Assignment -
If a line in the data has the string "this", please show it.

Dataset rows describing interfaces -
########################################

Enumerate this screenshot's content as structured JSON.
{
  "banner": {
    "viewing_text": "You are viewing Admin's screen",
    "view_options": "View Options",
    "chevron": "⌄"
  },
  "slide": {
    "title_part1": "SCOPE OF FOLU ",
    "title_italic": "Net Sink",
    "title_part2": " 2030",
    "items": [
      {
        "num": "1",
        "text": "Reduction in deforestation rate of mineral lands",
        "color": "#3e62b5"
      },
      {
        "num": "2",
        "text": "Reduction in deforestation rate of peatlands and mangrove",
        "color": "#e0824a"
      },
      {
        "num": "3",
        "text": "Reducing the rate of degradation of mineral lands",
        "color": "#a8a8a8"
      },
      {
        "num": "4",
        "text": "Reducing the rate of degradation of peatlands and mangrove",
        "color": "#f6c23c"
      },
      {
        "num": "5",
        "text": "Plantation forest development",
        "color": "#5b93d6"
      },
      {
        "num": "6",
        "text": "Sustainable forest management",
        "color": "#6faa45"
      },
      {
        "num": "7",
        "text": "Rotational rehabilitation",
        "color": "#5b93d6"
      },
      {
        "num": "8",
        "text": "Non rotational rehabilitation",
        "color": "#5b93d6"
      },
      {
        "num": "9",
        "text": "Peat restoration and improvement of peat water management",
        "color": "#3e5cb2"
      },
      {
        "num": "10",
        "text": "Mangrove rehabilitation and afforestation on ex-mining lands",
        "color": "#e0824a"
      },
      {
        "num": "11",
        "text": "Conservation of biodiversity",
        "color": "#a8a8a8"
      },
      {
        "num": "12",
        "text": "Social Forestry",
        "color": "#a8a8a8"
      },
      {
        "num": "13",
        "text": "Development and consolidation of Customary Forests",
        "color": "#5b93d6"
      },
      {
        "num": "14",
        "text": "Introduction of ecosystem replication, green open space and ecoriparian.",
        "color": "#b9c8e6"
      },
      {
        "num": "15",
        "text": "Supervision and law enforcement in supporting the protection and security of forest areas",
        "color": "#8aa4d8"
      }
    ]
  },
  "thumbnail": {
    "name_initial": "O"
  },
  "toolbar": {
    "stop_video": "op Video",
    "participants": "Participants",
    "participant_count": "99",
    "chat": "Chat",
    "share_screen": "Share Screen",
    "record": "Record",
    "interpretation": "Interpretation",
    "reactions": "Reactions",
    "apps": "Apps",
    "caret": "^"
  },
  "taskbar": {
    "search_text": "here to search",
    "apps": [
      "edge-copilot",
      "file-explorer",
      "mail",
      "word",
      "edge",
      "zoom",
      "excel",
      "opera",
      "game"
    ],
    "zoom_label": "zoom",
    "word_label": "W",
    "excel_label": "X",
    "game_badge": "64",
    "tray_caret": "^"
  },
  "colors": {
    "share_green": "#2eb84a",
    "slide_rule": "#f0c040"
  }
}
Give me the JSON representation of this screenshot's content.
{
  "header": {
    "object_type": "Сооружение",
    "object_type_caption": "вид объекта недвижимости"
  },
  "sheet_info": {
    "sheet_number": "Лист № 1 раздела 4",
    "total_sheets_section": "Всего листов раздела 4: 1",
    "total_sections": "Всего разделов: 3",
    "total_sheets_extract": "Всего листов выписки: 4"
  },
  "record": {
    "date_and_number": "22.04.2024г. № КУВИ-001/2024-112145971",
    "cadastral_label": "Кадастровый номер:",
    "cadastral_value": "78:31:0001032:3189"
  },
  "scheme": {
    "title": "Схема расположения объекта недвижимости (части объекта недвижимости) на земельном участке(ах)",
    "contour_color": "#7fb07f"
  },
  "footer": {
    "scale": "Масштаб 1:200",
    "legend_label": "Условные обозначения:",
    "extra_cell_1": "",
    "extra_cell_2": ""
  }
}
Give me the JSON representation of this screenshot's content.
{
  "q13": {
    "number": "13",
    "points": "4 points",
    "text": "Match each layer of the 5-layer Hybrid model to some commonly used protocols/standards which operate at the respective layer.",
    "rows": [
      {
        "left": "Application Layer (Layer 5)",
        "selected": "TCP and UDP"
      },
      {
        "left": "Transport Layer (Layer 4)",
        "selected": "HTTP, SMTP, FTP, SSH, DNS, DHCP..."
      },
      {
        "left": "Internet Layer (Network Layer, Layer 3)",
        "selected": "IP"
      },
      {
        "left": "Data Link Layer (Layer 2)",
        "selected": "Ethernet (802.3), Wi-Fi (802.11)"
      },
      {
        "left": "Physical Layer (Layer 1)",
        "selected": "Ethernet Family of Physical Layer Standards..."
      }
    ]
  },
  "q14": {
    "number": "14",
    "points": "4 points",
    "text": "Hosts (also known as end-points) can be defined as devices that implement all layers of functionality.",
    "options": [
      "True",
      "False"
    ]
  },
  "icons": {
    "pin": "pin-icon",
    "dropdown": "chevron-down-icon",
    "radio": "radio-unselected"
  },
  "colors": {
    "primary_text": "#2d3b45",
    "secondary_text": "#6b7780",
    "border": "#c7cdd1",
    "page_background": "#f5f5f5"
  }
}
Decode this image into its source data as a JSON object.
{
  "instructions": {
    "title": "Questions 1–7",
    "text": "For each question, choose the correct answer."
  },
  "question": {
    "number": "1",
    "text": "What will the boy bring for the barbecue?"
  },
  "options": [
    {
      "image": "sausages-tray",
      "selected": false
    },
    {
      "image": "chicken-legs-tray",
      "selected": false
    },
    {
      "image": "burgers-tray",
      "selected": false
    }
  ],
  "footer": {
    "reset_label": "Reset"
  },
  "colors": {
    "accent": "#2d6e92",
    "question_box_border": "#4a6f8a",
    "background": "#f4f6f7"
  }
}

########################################

Worked solution -
Enumerate this screenshot's content as structured JSON.
Give me the JSON representation of this screenshot's content.
Give me the JSON representation of this screenshot's content.
Decode this image into its source data as a JSON object.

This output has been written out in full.